Hug lines

Sometimes we find ourselves owning a stock with a very low sell line compared to its current price. This usually means that it’s had a lot of growth over the last five years. But if you bought into a stock at, say, 18c and it went up to 24c, but is now 22c and dropping, and the sell price is only 5c, you might be tempted to draw a more aggressive sell line, sometimes called a “hug line” because it hugs the growth.

For example:

Instinctively we don’t want to see all of our profits disappear and we feel compelled to ignore the sell line. Tony thinks this is probably a bad idea. He’s seen too many stocks bounce back. You can even see this in the FEX chart above. It’s dropped by >10% on several occasions during its rise but then turned around and continued upwards. Tony’s inclination it to stick to the real sell line.

If you sell too early you might get pick it right once or twice and pat yourself of the back. But over 20 years, Tony thinks most of will get it wrong more times than we will get it right because we would be trying to guess what is going to happen.
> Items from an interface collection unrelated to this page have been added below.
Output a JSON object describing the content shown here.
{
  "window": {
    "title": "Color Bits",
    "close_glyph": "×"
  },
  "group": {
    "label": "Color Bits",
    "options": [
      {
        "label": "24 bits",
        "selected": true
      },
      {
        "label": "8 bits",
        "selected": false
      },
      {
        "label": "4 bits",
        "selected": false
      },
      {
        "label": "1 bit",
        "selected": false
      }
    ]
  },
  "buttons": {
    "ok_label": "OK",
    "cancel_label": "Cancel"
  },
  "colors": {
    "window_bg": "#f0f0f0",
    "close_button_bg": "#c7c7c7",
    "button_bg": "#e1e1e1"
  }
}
And guessing isn’t a great strategy. Trend lines give us a more scientific guide (although it’s still only an estimate) on where the market support is for the stock.